by Alexandra Tuschka
The 19-year-old nude model Victorine Meurent lies on expansive blankets and looks the viewer directly and provocatively in the eyes. Manet had met the young girl only a year earlier - she was to become one of the painter's favorite models. She also sat model for numerous colleagues. Not much is known about the young woman. She also embarked on a career as a painter, learned to play the guitar, and later became addicted to alcohol. Later, she is even said to have begged for money as a street musician with a monkey. Here, however, Manet shows her in her prime.
Manet himself came from a wealthy family and was a man of the world - charming, cultured and talented. After "Breakfast in the Green" already caused a scandal, the Olympia with the frivolously perceived motif continues in this tradition. The motif also joins the tradition of the reclining Venus of a Titian or Goya and of course the main work of the sleeping Venus of Giogione. Nevertheless, here we do not see the goddess who always legitimized the pictorial motif, but a prostitute. The fictitious name "Olympia" has no iconographic tradition, but phonetically recalls the ancient legends of the gods.
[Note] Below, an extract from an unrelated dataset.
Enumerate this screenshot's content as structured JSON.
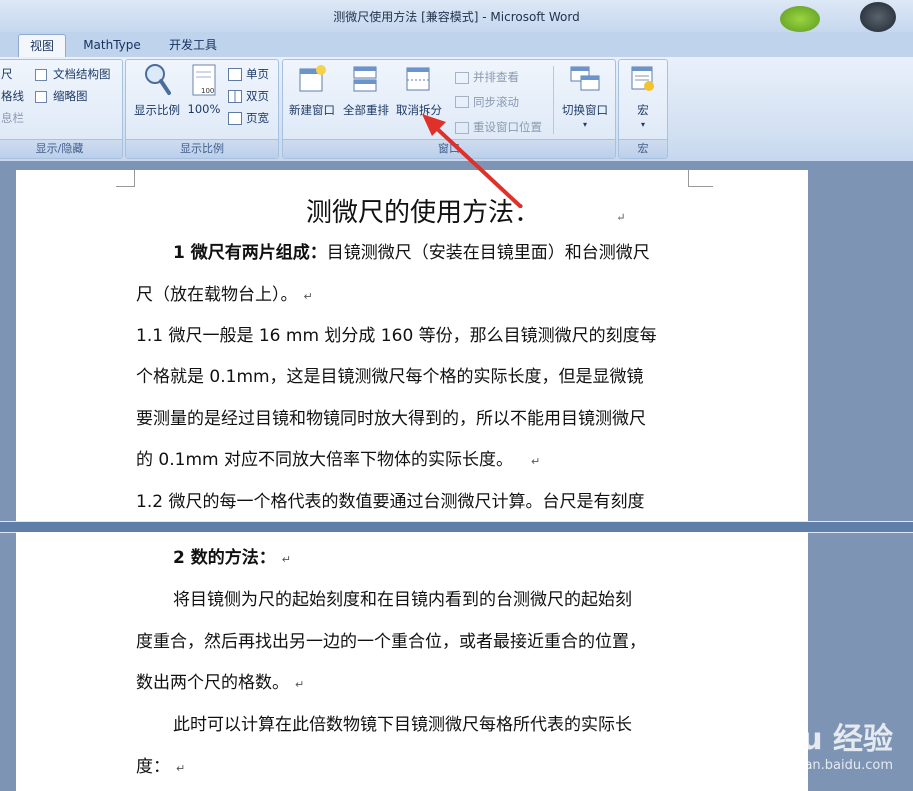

She has already taken off one shoe, the other still hangs limply over her toes. Except for the bow, the bracelet and the orchid in her hair, the woman could not be more naked. An African servant comes into the picture from behind. She holds a magnificent bouquet of flowers, reminiscent of Manet's skill as a still life painter. Do the flowers come from an admirer? The girl ignores them. She turns her attention to us - her next customer?
Manet wanted to join the ranks of the old masters - but this reinterpretation of the old pictorial theme was misjudged. In 1871 Manet suffered a nervous breakdown - probably due to the constant rejections. During his lifetime, the painter did not sell the work; but even after his death, no one wanted to buy it at first. Sargent and Monet later managed to acquire the work for the Louvre through a public appeal for donations.
Édouard Manet - Olympia
Oil on canvas, 1863, 130 x 190 cm, Musée d'Orsay in Paris